- 33. Lin M, Pan L, Tang L, Jiang J, Wang Y, Jin R. Association of eating speed and energy intake of main meals with overweight in Chinese pre-school children. Public Health Nutr. 2014; 17:2029–36. https://doi.org/10.1017/S1368980013002176 [PubMed]
- 34. Galhardo J, Hunt LP, Lightman SL, Sabin MA, Bergh C, Sodersten P, Shield JP. Normalizing eating behavior reduces body weight and improves gastrointestinal hormonal secretion in obese adolescents. J Clin Endocrinol Metab. 2012; 97:E193–201. https://doi.org/10.1210/jc.2011-1999 [PubMed]

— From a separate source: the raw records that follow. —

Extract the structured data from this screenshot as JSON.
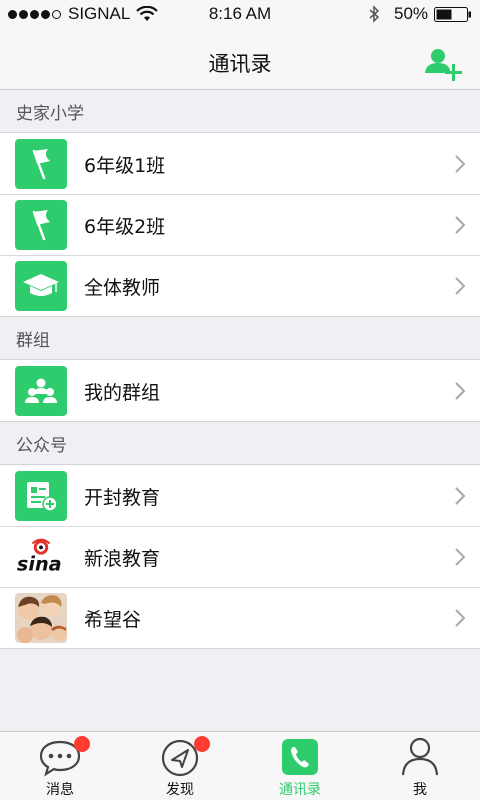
{
  "status_bar": {
    "carrier": "SIGNAL",
    "time": "8:16 AM",
    "battery": "50%"
  },
  "nav": {
    "title": "通讯录",
    "add_contact_icon": "add-contact-icon"
  },
  "sections": [
    {
      "title": "史家小学",
      "items": [
        {
          "label": "6年级1班",
          "icon": "flag-icon"
        },
        {
          "label": "6年级2班",
          "icon": "flag-icon"
        },
        {
          "label": "全体教师",
          "icon": "graduation-cap-icon"
        }
      ]
    },
    {
      "title": "群组",
      "items": [
        {
          "label": "我的群组",
          "icon": "group-icon"
        }
      ]
    },
    {
      "title": "公众号",
      "items": [
        {
          "label": "开封教育",
          "icon": "news-add-icon"
        },
        {
          "label": "新浪教育",
          "icon": "sina-logo-icon"
        },
        {
          "label": "希望谷",
          "icon": "children-photo-icon"
        }
      ]
    }
  ],
  "tabs": [
    {
      "label": "消息",
      "icon": "chat-bubble-icon",
      "badge": true
    },
    {
      "label": "发现",
      "icon": "compass-icon",
      "badge": true
    },
    {
      "label": "通讯录",
      "icon": "phone-icon",
      "active": true
    },
    {
      "label": "我",
      "icon": "person-icon"
    }
  ],
  "colors": {
    "accent": "#2fcc6e",
    "badge": "#ff3b30",
    "background": "#efeff4"
  }
}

- 35. The Coordinating Team in the Department of Nutrition for Health and Development of the World Health Organization. WHO Child Growth Standards. World Health Organization (ISBN 92 4 154693 X). 2006; 260–295.
- 36. Obesity and Overweight. https://www.who.int/news-room/fact-sheets/detail/obesity-and-overweight (accessed on Jaunary 3, 2019).
- 37. Cole TJ, Bellizzi MC, Flegal KM, Dietz WH. Establishing a standard definition for child overweight and obesity worldwide: international survey. BMJ. 2000; 320:1240–43. https://doi.org/10.1136/bmj.320.7244.1240 [PubMed]
- 38. Li H, Ji CY, Zong XN, Zhang YQ. [Body mass index growth curves for Chinese children and adolescents aged 0 to 18 years]. . Zhonghua Er Ke Za Zhi. 2009; 47:493–98. [PubMed]